Remember that you can’t get a good end product (your finished demo) without good original footage. Don’t use a poor camera and expect that you will be able to create a good looking final demo. It just won’t happen. Many times I will let my clients video tape my presentations and use the information in exchange for the masters. I can then cut them together as I see fit for demo purposes.
The worst offense for your video demo is to be boring. You can make it anything else, but don’t make it boring.
Every speaker needs to have a web site. This site should be a showcase for you, your products and your speaking ability. I would suggest simple rather than busy and/or fancy. It would be best for you to take your name and get it registered with the “dot com” attached to it.

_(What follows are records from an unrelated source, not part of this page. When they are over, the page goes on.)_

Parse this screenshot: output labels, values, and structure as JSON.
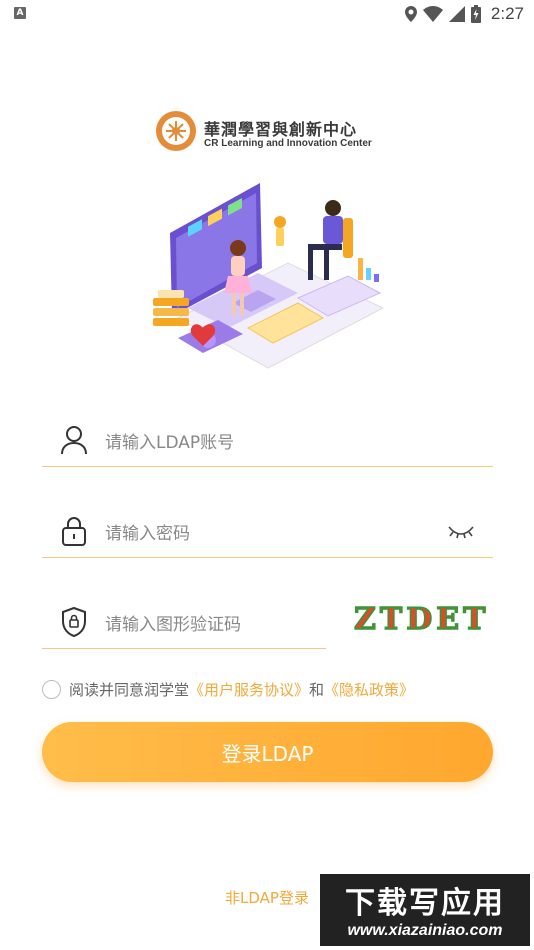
{
  "status_bar": {
    "notification_badge": "A",
    "time": "2:27",
    "icons": [
      "location-icon",
      "wifi-icon",
      "signal-icon",
      "battery-charging-icon"
    ]
  },
  "logo": {
    "title": "華潤學習與創新中心",
    "subtitle": "CR Learning and Innovation Center"
  },
  "form": {
    "account_placeholder": "请输入LDAP账号",
    "password_placeholder": "请输入密码",
    "captcha_placeholder": "请输入图形验证码",
    "captcha_text": "ZTDET"
  },
  "agreement": {
    "prefix": "阅读并同意润学堂",
    "user_agreement": "《用户服务协议》",
    "and": "和",
    "privacy_policy": "《隐私政策》"
  },
  "login_button": "登录LDAP",
  "non_ldap_link": "非LDAP登录",
  "watermark": {
    "title": "下载写应用",
    "url": "www.xiazainiao.com"
  },
  "colors": {
    "accent": "#f0a93a",
    "button_start": "#ffbd4a",
    "button_end": "#ffa72e",
    "field_underline": "#f5c97a"
  }
}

Remember your goal for your speaking website. It is to get people, once they go to your site, to either request more information or book you as a speaker. The other option is that you might be able to get people to buy product from your web site. In the event that people buy your products, they might later come to you to ask you to speak to their group or company.
Your website as a speaker should have a place where people can click and see a sample video of your presentation skills.
I think every speaker should have a collection of postcards that are unique to you and your organization to keep in touch with people who are either prospects or existing customers. A handwritten postcard is ten times more effective than a typewritten letter or email. You can also use postcards to promote events by sending people to a specific website where you close with a longer sales letter.
The Future for Speaking Promo Materials
As internet technology improves, speakers will eventually be able to have both audio and video clips available for prospects to look at on the web. They will be immediately downloadable. It will be great when this happens because there will be a huge cost savings for speakers on promotional materials. You will no longer have to have demo tapes or printed promotional materials. People will go to the web and download what they want to see.